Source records
----------

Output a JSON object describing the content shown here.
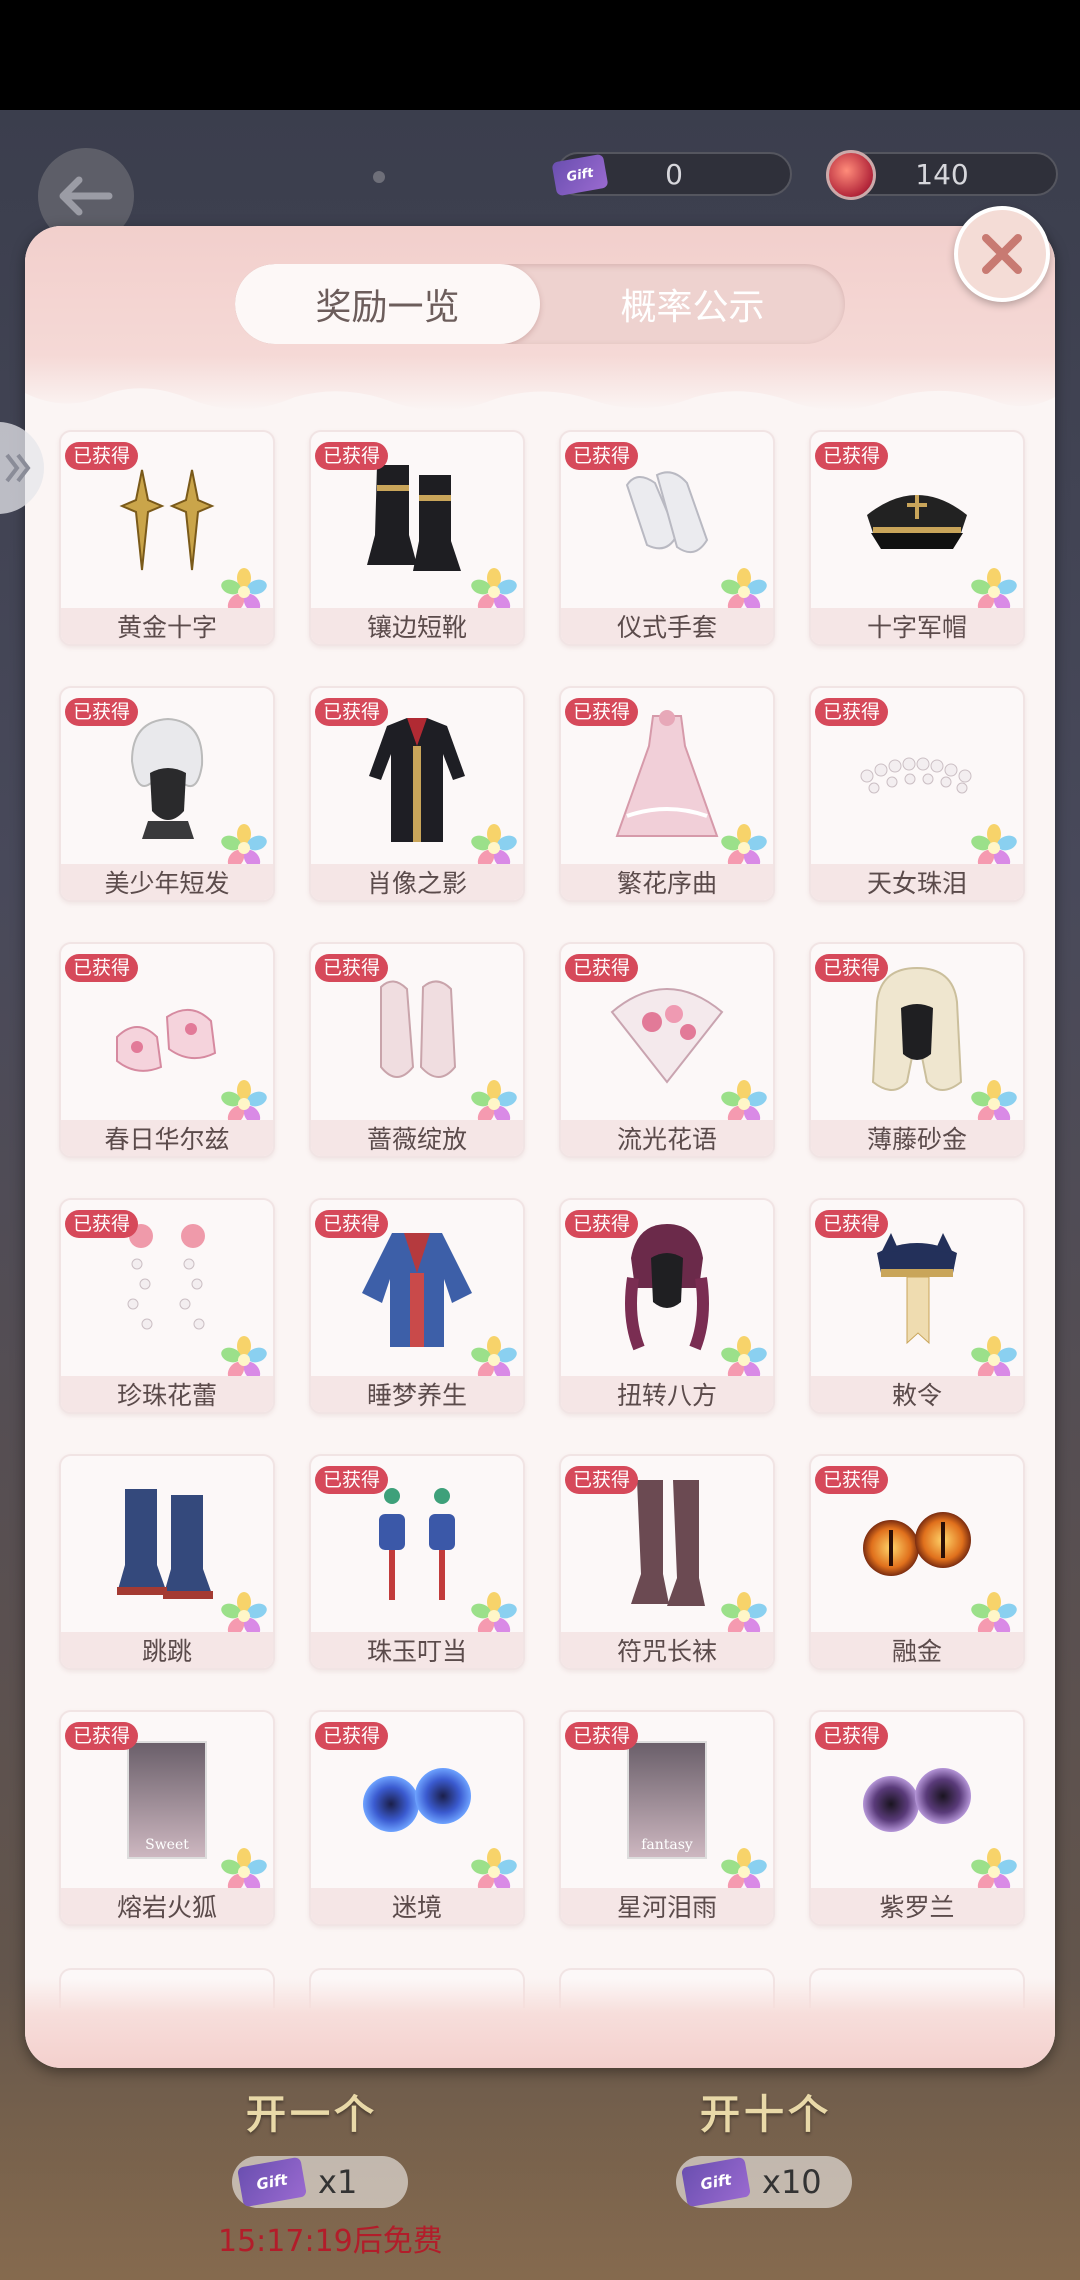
{
  "header": {
    "ticket_count": "0",
    "ticket_icon_text": "Gift",
    "gem_count": "140"
  },
  "tabs": [
    {
      "label": "奖励一览",
      "active": true
    },
    {
      "label": "概率公示",
      "active": false
    }
  ],
  "badge_text": "已获得",
  "items": [
    {
      "name": "黄金十字",
      "obtained": true,
      "icon": "gold-cross-earrings-icon"
    },
    {
      "name": "镶边短靴",
      "obtained": true,
      "icon": "trimmed-boots-icon"
    },
    {
      "name": "仪式手套",
      "obtained": true,
      "icon": "ceremonial-gloves-icon"
    },
    {
      "name": "十字军帽",
      "obtained": true,
      "icon": "military-cap-icon"
    },
    {
      "name": "美少年短发",
      "obtained": true,
      "icon": "short-hair-icon"
    },
    {
      "name": "肖像之影",
      "obtained": true,
      "icon": "coat-outfit-icon"
    },
    {
      "name": "繁花序曲",
      "obtained": true,
      "icon": "floral-dress-icon"
    },
    {
      "name": "天女珠泪",
      "obtained": true,
      "icon": "pearl-headband-icon"
    },
    {
      "name": "春日华尔兹",
      "obtained": true,
      "icon": "pink-shoes-icon"
    },
    {
      "name": "蔷薇绽放",
      "obtained": true,
      "icon": "lace-gloves-icon"
    },
    {
      "name": "流光花语",
      "obtained": true,
      "icon": "flower-fan-icon"
    },
    {
      "name": "薄藤砂金",
      "obtained": true,
      "icon": "long-hair-icon"
    },
    {
      "name": "珍珠花蕾",
      "obtained": true,
      "icon": "pearl-earrings-icon"
    },
    {
      "name": "睡梦养生",
      "obtained": true,
      "icon": "robe-outfit-icon"
    },
    {
      "name": "扭转八方",
      "obtained": true,
      "icon": "braided-hair-icon"
    },
    {
      "name": "敕令",
      "obtained": true,
      "icon": "talisman-hat-icon"
    },
    {
      "name": "跳跳",
      "obtained": false,
      "icon": "blue-boots-icon"
    },
    {
      "name": "珠玉叮当",
      "obtained": true,
      "icon": "lantern-earrings-icon"
    },
    {
      "name": "符咒长袜",
      "obtained": true,
      "icon": "stockings-icon"
    },
    {
      "name": "融金",
      "obtained": true,
      "icon": "golden-eyes-icon"
    },
    {
      "name": "熔岩火狐",
      "obtained": true,
      "icon": "makeup-card-icon",
      "card_text": "Sweet"
    },
    {
      "name": "迷境",
      "obtained": true,
      "icon": "galaxy-eyes-icon"
    },
    {
      "name": "星河泪雨",
      "obtained": true,
      "icon": "makeup-card-icon",
      "card_text": "fantasy"
    },
    {
      "name": "紫罗兰",
      "obtained": true,
      "icon": "violet-eyes-icon"
    }
  ],
  "bottom": {
    "draw_one_label": "开一个",
    "draw_ten_label": "开十个",
    "cost_one": "x1",
    "cost_ten": "x10",
    "free_timer": "15:17:19后免费"
  }
}
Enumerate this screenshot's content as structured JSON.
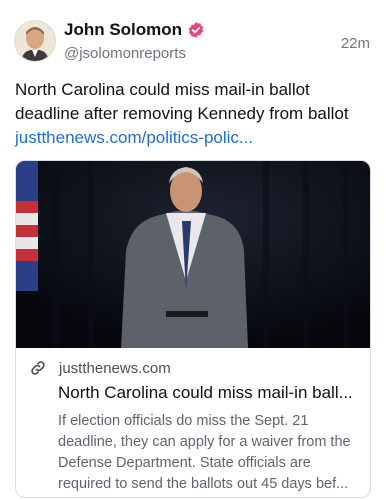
{
  "author": {
    "display_name": "John Solomon",
    "handle": "@jsolomonreports",
    "verified_color": "#e8457c"
  },
  "post": {
    "time": "22m",
    "text": "North Carolina could miss mail-in ballot deadline after removing Kennedy from ballot",
    "link": "justthenews.com/politics-polic..."
  },
  "card": {
    "domain": "justthenews.com",
    "title": "North Carolina could miss mail-in ball...",
    "description": "If election officials do miss the Sept. 21 deadline, they can apply for a waiver from the Defense Department. State officials are required to send the ballots out 45 days bef..."
  },
  "icons": {
    "verified": "verified-badge-icon",
    "link": "link-icon"
  }
}
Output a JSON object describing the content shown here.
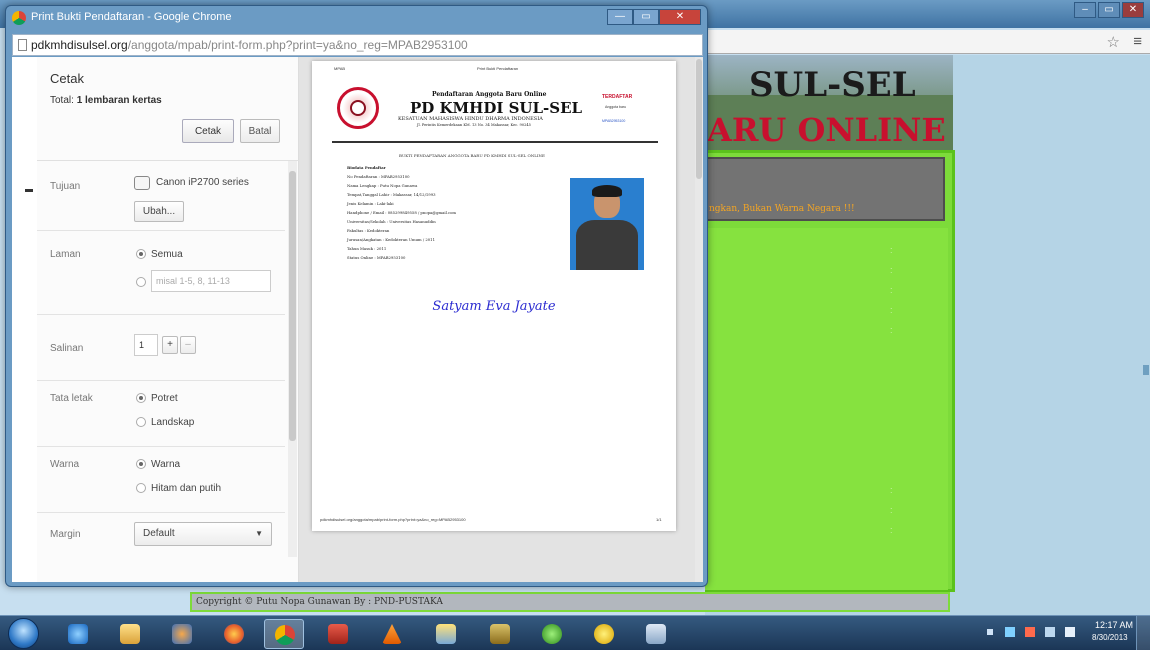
{
  "bg_site": {
    "banner_line1": "SUL-SEL",
    "banner_line2": "ARU ONLINE",
    "info_text": "ngkan, Bukan Warna Negara !!!",
    "footer_text": "Copyright © Putu Nopa Gunawan By : PND-PUSTAKA"
  },
  "print_window": {
    "title": "Print Bukti Pendaftaran - Google Chrome",
    "url_host": "pdkmhdisulsel.org",
    "url_path": "/anggota/mpab/print-form.php?print=ya&no_reg=MPAB2953100",
    "controls": {
      "minimize": "—",
      "maximize": "▭",
      "close": "✕"
    }
  },
  "print_settings": {
    "title": "Cetak",
    "total_prefix": "Total: ",
    "total_value": "1 lembaran kertas",
    "print_button": "Cetak",
    "cancel_button": "Batal",
    "destination": {
      "label": "Tujuan",
      "printer": "Canon iP2700 series",
      "change_button": "Ubah..."
    },
    "pages": {
      "label": "Laman",
      "all": "Semua",
      "custom_placeholder": "misal 1-5, 8, 11-13"
    },
    "copies": {
      "label": "Salinan",
      "value": "1",
      "plus": "+",
      "minus": "–"
    },
    "layout": {
      "label": "Tata letak",
      "portrait": "Potret",
      "landscape": "Landskap"
    },
    "color": {
      "label": "Warna",
      "color_option": "Warna",
      "bw_option": "Hitam dan putih"
    },
    "margins": {
      "label": "Margin",
      "value": "Default"
    }
  },
  "preview": {
    "head_left": "MPAB",
    "head_right": "Print Bukti Pendaftaran",
    "org_sub": "Pendaftaran Anggota Baru Online",
    "org_name": "PD KMHDI SUL-SEL",
    "org_full": "KESATUAN MAHASISWA HINDU DHARMA INDONESIA",
    "org_addr": "Jl. Perintis Kemerdekaan KM. 13 No. 34 Makassar, Kec. 90245",
    "reg_label": "TERDAFTAR",
    "reg_sub1": "Anggota baru",
    "reg_sub2": "MPAB2953100",
    "proof_title": "BUKTI PENDAFTARAN ANGGOTA BARU PD KMHDI SUL-SEL ONLINE",
    "fields": [
      "Biodata Pendaftar",
      "No Pendaftaran  :  MPAB2953100",
      "Nama Lengkap  :  Putu Nopa Gunawa",
      "Tempat,Tanggal Lahir  :  Makassar, 14/12/1993",
      "Jenis Kelamin  :  Laki-laki",
      "Handphone / Email  :  085299849558 / pnopa@gmail.com",
      "Universitas/Sekolah  :  Universitas Hasanuddin",
      "Fakultas  :  Kedokteran",
      "Jurusan/Angkatan  :  Kedokteran Umum / 2011",
      "Tahun Masuk  :  2011",
      "Status Online  :  MPAB2953100"
    ],
    "motto": "Satyam Eva Jayate",
    "foot_left": "pdkmhdisulsel.org/anggota/mpab/print-form.php?print=ya&no_reg=MPAB2953100",
    "foot_right": "1/1"
  },
  "taskbar": {
    "items": [
      "internet-explorer",
      "file-explorer",
      "media-player",
      "firefox",
      "chrome",
      "books-app",
      "vlc",
      "photos",
      "music-app",
      "green-app",
      "yellow-app",
      "calculator"
    ],
    "clock_time": "12:17 AM",
    "clock_date": "8/30/2013"
  }
}
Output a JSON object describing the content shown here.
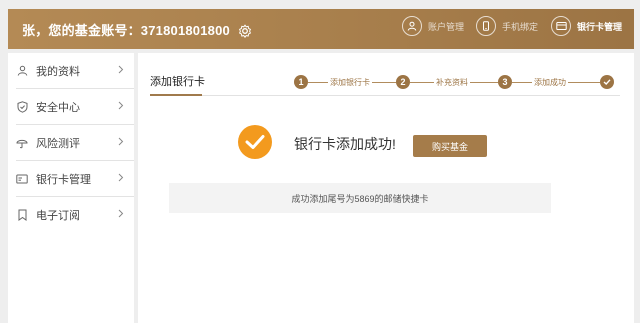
{
  "header": {
    "account_text": "张，您的基金账号：371801801800",
    "nav": [
      {
        "label": "账户管理",
        "icon": "user-icon"
      },
      {
        "label": "手机绑定",
        "icon": "phone-icon"
      },
      {
        "label": "银行卡管理",
        "icon": "card-icon"
      }
    ]
  },
  "sidebar": {
    "items": [
      {
        "label": "我的资料",
        "icon": "user-icon"
      },
      {
        "label": "安全中心",
        "icon": "shield-icon"
      },
      {
        "label": "风险测评",
        "icon": "umbrella-icon"
      },
      {
        "label": "银行卡管理",
        "icon": "card-icon"
      },
      {
        "label": "电子订阅",
        "icon": "bookmark-icon"
      }
    ]
  },
  "main": {
    "tab_title": "添加银行卡",
    "steps": [
      {
        "num": "1",
        "label": "添加银行卡"
      },
      {
        "num": "2",
        "label": "补充资料"
      },
      {
        "num": "3",
        "label": "添加成功"
      }
    ],
    "success_message": "银行卡添加成功!",
    "buy_button": "购买基金",
    "notice": "成功添加尾号为5869的邮储快捷卡"
  },
  "colors": {
    "brand": "#a57c4a",
    "success": "#f39a1e"
  }
}
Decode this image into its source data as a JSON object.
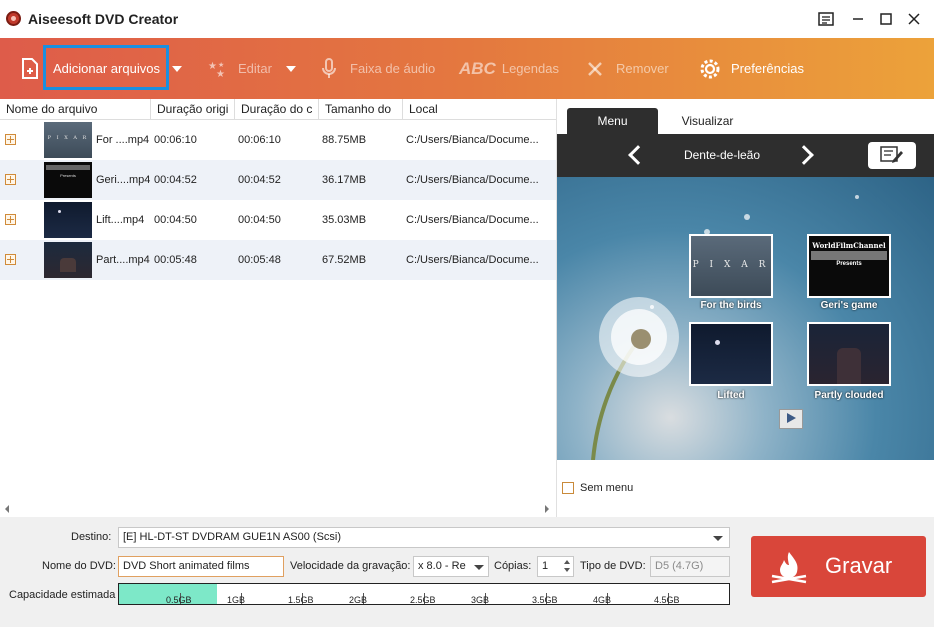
{
  "window": {
    "title": "Aiseesoft DVD Creator"
  },
  "toolbar": {
    "add_files": "Adicionar arquivos",
    "edit": "Editar",
    "audio_track": "Faixa de áudio",
    "subtitles_abc": "ABC",
    "subtitles": "Legendas",
    "remove": "Remover",
    "preferences": "Preferências"
  },
  "filelist": {
    "headers": {
      "name": "Nome do arquivo",
      "original_duration": "Duração origi",
      "output_duration": "Duração do c",
      "size": "Tamanho do",
      "location": "Local"
    },
    "rows": [
      {
        "name": "For ....mp4",
        "orig": "00:06:10",
        "out": "00:06:10",
        "size": "88.75MB",
        "path": "C:/Users/Bianca/Docume..."
      },
      {
        "name": "Geri....mp4",
        "orig": "00:04:52",
        "out": "00:04:52",
        "size": "36.17MB",
        "path": "C:/Users/Bianca/Docume..."
      },
      {
        "name": "Lift....mp4",
        "orig": "00:04:50",
        "out": "00:04:50",
        "size": "35.03MB",
        "path": "C:/Users/Bianca/Docume..."
      },
      {
        "name": "Part....mp4",
        "orig": "00:05:48",
        "out": "00:05:48",
        "size": "67.52MB",
        "path": "C:/Users/Bianca/Docume..."
      }
    ]
  },
  "menu_panel": {
    "tabs": {
      "menu": "Menu",
      "preview": "Visualizar"
    },
    "template_name": "Dente-de-leão",
    "items": [
      {
        "caption": "For the birds",
        "thumb_text": "P I X A R"
      },
      {
        "caption": "Geri's game",
        "thumb_text": "WorldFilmChannel",
        "thumb_sub": "Presents"
      },
      {
        "caption": "Lifted"
      },
      {
        "caption": "Partly clouded"
      }
    ],
    "no_menu": "Sem menu"
  },
  "bottom": {
    "destination_label": "Destino:",
    "destination_value": "[E] HL-DT-ST DVDRAM GUE1N AS00 (Scsi)",
    "dvd_name_label": "Nome do DVD:",
    "dvd_name_value": "DVD Short animated films",
    "burn_speed_label": "Velocidade da gravação:",
    "burn_speed_value": "x 8.0 - Re",
    "copies_label": "Cópias:",
    "copies_value": "1",
    "dvd_type_label": "Tipo de DVD:",
    "dvd_type_value": "D5 (4.7G)",
    "capacity_label": "Capacidade estimada",
    "capacity_ticks": [
      "0.5GB",
      "1GB",
      "1.5GB",
      "2GB",
      "2.5GB",
      "3GB",
      "3.5GB",
      "4GB",
      "4.5GB"
    ],
    "capacity_used_fraction": 0.16,
    "burn_button": "Gravar"
  },
  "colors": {
    "toolbar_start": "#de5c4a",
    "toolbar_end": "#eca23a",
    "highlight_border": "#1a8fe0",
    "burn_button": "#d9463a",
    "capacity_fill": "#7de8c8"
  },
  "icons": [
    "app-logo-icon",
    "add-file-icon",
    "edit-stars-icon",
    "microphone-icon",
    "remove-x-icon",
    "gear-icon",
    "menu-icon",
    "minimize-icon",
    "maximize-icon",
    "close-icon",
    "chevron-left-icon",
    "chevron-right-icon",
    "edit-template-icon",
    "play-icon",
    "flame-icon"
  ]
}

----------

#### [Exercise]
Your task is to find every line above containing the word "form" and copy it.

#### [Solution for this problem]
    "url_path": "/anggota/mpab/print-form.php?print=ya&no_reg=MPAB2953100",
    "foot_left": "pdkmhdisulsel.org/anggota/mpab/print-form.php?print=ya&no_reg=MPAB2953100",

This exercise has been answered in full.